▼

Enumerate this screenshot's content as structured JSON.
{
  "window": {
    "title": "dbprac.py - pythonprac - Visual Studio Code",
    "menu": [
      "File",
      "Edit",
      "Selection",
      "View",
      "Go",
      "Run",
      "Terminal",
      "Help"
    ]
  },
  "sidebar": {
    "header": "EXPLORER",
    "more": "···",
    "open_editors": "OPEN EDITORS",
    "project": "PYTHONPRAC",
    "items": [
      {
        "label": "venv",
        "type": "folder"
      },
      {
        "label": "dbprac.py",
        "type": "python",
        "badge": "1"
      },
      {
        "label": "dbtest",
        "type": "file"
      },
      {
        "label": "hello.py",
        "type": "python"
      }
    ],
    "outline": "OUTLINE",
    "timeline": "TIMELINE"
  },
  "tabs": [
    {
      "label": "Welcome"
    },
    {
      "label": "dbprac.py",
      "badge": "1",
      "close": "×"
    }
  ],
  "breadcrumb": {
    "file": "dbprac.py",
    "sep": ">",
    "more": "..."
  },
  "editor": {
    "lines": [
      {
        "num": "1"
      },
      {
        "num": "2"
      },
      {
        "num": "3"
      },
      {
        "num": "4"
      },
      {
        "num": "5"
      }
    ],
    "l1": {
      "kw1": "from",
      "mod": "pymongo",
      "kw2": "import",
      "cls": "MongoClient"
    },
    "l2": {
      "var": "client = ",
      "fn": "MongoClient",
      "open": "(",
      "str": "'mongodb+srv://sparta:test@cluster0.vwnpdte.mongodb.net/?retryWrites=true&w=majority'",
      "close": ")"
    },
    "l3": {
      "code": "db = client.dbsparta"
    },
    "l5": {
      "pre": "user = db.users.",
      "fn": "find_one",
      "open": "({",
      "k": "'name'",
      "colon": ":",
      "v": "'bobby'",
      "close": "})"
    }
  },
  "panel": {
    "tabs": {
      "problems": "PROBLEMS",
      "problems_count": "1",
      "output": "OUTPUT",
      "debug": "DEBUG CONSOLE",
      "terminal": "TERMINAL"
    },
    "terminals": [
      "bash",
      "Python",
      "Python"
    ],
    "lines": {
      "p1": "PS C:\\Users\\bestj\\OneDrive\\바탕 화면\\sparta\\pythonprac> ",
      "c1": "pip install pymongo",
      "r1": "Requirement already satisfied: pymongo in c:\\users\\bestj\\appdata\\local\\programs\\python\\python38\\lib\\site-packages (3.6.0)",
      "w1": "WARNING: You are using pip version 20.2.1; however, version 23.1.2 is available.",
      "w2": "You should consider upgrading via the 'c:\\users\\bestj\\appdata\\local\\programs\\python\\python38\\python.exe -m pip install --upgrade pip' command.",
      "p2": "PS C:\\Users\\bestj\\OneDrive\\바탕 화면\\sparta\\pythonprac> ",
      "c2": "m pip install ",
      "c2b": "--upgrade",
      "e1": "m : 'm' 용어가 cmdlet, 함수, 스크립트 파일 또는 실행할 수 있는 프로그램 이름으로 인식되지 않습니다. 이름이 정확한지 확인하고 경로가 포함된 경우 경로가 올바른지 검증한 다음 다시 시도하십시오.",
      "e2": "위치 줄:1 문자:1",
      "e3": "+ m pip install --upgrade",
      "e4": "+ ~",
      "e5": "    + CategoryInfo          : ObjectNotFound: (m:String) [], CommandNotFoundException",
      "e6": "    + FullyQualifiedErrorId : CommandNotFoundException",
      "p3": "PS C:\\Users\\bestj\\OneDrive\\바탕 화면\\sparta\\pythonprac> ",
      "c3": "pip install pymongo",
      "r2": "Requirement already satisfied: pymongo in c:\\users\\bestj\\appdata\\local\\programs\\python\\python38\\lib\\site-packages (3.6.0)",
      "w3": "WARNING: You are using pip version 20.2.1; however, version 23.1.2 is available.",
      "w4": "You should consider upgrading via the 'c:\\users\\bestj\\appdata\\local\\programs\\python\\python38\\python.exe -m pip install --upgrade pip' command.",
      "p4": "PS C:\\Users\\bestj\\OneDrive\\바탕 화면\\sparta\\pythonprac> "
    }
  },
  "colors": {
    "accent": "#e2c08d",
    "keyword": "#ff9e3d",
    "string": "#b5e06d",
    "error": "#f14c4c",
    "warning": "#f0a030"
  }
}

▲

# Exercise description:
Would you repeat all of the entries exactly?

# Result below:
Enumerate this screenshot's content as structured JSON.
{
  "window": {
    "title": "dbprac.py - pythonprac - Visual Studio Code",
    "menu": [
      "File",
      "Edit",
      "Selection",
      "View",
      "Go",
      "Run",
      "Terminal",
      "Help"
    ]
  },
  "sidebar": {
    "header": "EXPLORER",
    "more": "···",
    "open_editors": "OPEN EDITORS",
    "project": "PYTHONPRAC",
    "items": [
      {
        "label": "venv",
        "type": "folder"
      },
      {
        "label": "dbprac.py",
        "type": "python",
        "badge": "1"
      },
      {
        "label": "dbtest",
        "type": "file"
      },
      {
        "label": "hello.py",
        "type": "python"
      }
    ],
    "outline": "OUTLINE",
    "timeline": "TIMELINE"
  },
  "tabs": [
    {
      "label": "Welcome"
    },
    {
      "label": "dbprac.py",
      "badge": "1",
      "close": "×"
    }
  ],
  "breadcrumb": {
    "file": "dbprac.py",
    "sep": ">",
    "more": "..."
  },
  "editor": {
    "lines": [
      {
        "num": "1"
      },
      {
        "num": "2"
      },
      {
        "num": "3"
      },
      {
        "num": "4"
      },
      {
        "num": "5"
      }
    ],
    "l1": {
      "kw1": "from",
      "mod": "pymongo",
      "kw2": "import",
      "cls": "MongoClient"
    },
    "l2": {
      "var": "client = ",
      "fn": "MongoClient",
      "open": "(",
      "str": "'mongodb+srv://sparta:test@cluster0.vwnpdte.mongodb.net/?retryWrites=true&w=majority'",
      "close": ")"
    },
    "l3": {
      "code": "db = client.dbsparta"
    },
    "l5": {
      "pre": "user = db.users.",
      "fn": "find_one",
      "open": "({",
      "k": "'name'",
      "colon": ":",
      "v": "'bobby'",
      "close": "})"
    }
  },
  "panel": {
    "tabs": {
      "problems": "PROBLEMS",
      "problems_count": "1",
      "output": "OUTPUT",
      "debug": "DEBUG CONSOLE",
      "terminal": "TERMINAL"
    },
    "terminals": [
      "bash",
      "Python",
      "Python"
    ],
    "lines": {
      "p1": "PS C:\\Users\\bestj\\OneDrive\\바탕 화면\\sparta\\pythonprac> ",
      "c1": "pip install pymongo",
      "r1": "Requirement already satisfied: pymongo in c:\\users\\bestj\\appdata\\local\\programs\\python\\python38\\lib\\site-packages (3.6.0)",
      "w1": "WARNING: You are using pip version 20.2.1; however, version 23.1.2 is available.",
      "w2": "You should consider upgrading via the 'c:\\users\\bestj\\appdata\\local\\programs\\python\\python38\\python.exe -m pip install --upgrade pip' command.",
      "p2": "PS C:\\Users\\bestj\\OneDrive\\바탕 화면\\sparta\\pythonprac> ",
      "c2": "m pip install ",
      "c2b": "--upgrade",
      "e1": "m : 'm' 용어가 cmdlet, 함수, 스크립트 파일 또는 실행할 수 있는 프로그램 이름으로 인식되지 않습니다. 이름이 정확한지 확인하고 경로가 포함된 경우 경로가 올바른지 검증한 다음 다시 시도하십시오.",
      "e2": "위치 줄:1 문자:1",
      "e3": "+ m pip install --upgrade",
      "e4": "+ ~",
      "e5": "    + CategoryInfo          : ObjectNotFound: (m:String) [], CommandNotFoundException",
      "e6": "    + FullyQualifiedErrorId : CommandNotFoundException",
      "p3": "PS C:\\Users\\bestj\\OneDrive\\바탕 화면\\sparta\\pythonprac> ",
      "c3": "pip install pymongo",
      "r2": "Requirement already satisfied: pymongo in c:\\users\\bestj\\appdata\\local\\programs\\python\\python38\\lib\\site-packages (3.6.0)",
      "w3": "WARNING: You are using pip version 20.2.1; however, version 23.1.2 is available.",
      "w4": "You should consider upgrading via the 'c:\\users\\bestj\\appdata\\local\\programs\\python\\python38\\python.exe -m pip install --upgrade pip' command.",
      "p4": "PS C:\\Users\\bestj\\OneDrive\\바탕 화면\\sparta\\pythonprac> "
    }
  },
  "colors": {
    "accent": "#e2c08d",
    "keyword": "#ff9e3d",
    "string": "#b5e06d",
    "error": "#f14c4c",
    "warning": "#f0a030"
  }
}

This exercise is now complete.